Pro-Life Action League, a Chicago-based group that works to end abortion, is bringing a holiday message to the women who have scheduled appointments at Planned Parenthood clinics this weekend. The group is holding its 11th annual “Empty Manger Christmas Caroling Day” on Saturday, during which they’ll visit multiple women’s health clinics in the Windy City to try to dissuade patients from having an abortion.
In a press release about the upcoming event, the group poses a question to the Chicago-area women visiting abortion clinics: “Would Planned Parenthood Have Aborted Jesus?” The activists will sing Christmas carols around an empty manger at five different health clinics, including four that are not actually Planned Parenthood locations.
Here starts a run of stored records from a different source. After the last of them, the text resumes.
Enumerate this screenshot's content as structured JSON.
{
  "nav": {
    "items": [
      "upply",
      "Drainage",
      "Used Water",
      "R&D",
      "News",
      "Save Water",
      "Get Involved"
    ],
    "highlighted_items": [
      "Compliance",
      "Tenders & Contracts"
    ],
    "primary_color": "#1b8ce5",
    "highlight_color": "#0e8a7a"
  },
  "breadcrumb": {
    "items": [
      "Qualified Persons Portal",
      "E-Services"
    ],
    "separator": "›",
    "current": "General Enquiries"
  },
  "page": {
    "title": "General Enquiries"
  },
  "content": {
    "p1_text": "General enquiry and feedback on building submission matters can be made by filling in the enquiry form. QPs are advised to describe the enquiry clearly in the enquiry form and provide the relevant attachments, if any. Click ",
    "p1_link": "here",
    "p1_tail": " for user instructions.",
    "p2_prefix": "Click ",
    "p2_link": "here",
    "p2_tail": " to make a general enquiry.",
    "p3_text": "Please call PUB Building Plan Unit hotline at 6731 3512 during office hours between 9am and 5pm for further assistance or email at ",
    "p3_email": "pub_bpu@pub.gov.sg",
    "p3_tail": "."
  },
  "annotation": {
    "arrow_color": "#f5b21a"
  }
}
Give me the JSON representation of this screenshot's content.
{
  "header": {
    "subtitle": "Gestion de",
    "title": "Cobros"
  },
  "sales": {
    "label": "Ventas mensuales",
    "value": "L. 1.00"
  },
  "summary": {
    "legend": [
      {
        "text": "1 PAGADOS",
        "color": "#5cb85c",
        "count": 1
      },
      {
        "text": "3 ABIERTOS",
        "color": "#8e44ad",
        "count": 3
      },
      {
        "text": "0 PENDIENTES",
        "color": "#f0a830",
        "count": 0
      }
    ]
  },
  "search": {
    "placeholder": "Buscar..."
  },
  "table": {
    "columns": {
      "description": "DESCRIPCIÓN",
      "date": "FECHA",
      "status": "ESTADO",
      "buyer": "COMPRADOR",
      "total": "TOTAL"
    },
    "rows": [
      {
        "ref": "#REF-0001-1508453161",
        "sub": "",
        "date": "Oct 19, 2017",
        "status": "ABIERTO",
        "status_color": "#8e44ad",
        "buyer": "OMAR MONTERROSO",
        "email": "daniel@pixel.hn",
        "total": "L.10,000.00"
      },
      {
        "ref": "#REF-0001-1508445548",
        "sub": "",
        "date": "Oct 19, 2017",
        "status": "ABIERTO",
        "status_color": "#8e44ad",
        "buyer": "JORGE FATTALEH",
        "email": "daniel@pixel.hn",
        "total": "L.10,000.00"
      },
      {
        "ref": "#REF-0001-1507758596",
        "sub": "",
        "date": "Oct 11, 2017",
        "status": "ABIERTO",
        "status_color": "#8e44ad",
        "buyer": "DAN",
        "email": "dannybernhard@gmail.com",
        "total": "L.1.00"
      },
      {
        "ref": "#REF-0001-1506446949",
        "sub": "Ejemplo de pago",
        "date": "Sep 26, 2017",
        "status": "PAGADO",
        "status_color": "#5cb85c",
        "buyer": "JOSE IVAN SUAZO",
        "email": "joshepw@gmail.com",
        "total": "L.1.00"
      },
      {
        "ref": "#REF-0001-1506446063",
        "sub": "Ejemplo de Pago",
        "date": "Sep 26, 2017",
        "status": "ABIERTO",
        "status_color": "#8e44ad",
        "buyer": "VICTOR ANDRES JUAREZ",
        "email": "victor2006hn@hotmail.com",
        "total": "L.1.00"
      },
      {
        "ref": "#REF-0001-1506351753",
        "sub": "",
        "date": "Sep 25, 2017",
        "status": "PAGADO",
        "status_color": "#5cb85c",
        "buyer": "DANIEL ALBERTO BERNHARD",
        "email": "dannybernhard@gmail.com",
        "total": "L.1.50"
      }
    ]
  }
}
“What would Christmas be without the Baby Jesus? What will Christmas be like this year in all those homes with missing babies?” Pro-Life Action League’s press release explains. “It is with the hope that songs such as ‘What Child is This?’ and ‘Away in a Manger’ will touch the mothers arriving at these clinics intending to abort their babies.”
Empty Manger events are becoming an increasingly common anti-choice tactic around the Christmas holiday. Abortion opponents in Michigan, Missouri, Indiana, Wisconsin, Texas, and Pennsylvania have held them over the past several years. When the Pro-Life Action Fund conducts its caroling tour, the biggest crowds typically show up for the stop at the Planned Parenthood clinic. As the Huffington Post points out, Planned Parenthood of Illinois provides a wide range of reproductive health services — including pap tests, contraceptives, and breast cancer screenings — to more than 65,000 patients each year.
Even outside of the holiday season, anti-choice harassment outside of abortion clinics is a big issue for patients who are often publicly shamed for their decision to seek out reproductive care. Low-income women typically face the highest levels of harassment because they’re more likely to schedule an abortion appointment on a Saturday, the peak time for protests. Some women end up skipping their appointments because they’re afraid of encountering persistent protesters.
Some cities are beginning to enact buffer zones around women’s health clinics to protect patients from this type of harassment, although that’s a policy that may not be allowed to continue. The issue is slated to go up before the Supreme Court next year. If the justices rule that buffer zones are an infringement on anti-choice protesters’ First Amendment rights, women should expect more empty mangers.
“We believe sidewalk counseling is the most important pro-life work God has given us to do,” Pro-Life Action League’s explains on its website. “Praying outside abortion clinics is the first step in becoming directly involved fighting abortion.”